- Exercise instructions: Where a line of the data holds the word "Attribute", copy that line.

(Excerpts from an interface dataset)
----

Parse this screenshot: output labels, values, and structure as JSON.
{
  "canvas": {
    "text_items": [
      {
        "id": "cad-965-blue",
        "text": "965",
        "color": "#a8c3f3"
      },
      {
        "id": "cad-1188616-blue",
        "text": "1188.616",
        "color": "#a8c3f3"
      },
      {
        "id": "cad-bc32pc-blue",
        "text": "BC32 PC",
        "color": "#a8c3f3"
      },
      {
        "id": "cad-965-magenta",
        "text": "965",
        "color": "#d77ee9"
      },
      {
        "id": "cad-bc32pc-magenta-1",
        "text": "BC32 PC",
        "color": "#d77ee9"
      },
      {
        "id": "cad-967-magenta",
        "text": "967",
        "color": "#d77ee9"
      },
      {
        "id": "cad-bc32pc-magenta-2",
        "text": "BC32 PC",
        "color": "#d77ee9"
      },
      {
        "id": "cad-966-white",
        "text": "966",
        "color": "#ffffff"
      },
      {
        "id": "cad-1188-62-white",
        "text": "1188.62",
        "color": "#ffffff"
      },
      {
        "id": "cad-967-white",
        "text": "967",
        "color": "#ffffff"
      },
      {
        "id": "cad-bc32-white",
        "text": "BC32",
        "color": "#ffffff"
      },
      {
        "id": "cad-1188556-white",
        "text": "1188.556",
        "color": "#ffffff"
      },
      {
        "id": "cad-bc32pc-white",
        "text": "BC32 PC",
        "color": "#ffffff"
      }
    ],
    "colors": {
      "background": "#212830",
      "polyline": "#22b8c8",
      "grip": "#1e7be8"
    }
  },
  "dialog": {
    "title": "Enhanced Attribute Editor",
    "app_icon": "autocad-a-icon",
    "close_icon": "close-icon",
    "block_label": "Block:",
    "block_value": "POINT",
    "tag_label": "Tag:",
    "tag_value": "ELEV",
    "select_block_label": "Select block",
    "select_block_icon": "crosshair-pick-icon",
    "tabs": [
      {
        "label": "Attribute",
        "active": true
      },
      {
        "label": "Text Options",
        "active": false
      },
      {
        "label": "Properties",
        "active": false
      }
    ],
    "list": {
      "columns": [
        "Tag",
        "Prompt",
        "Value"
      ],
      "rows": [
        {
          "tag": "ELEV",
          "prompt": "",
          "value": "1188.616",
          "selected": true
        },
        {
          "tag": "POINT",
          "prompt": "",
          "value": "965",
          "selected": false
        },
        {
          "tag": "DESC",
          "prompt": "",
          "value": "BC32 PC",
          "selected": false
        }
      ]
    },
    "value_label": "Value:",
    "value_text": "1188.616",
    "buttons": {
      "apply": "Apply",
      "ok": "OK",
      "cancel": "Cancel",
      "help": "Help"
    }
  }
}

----

- Output for this task:
    "title": "Enhanced Attribute Editor",
        "label": "Attribute",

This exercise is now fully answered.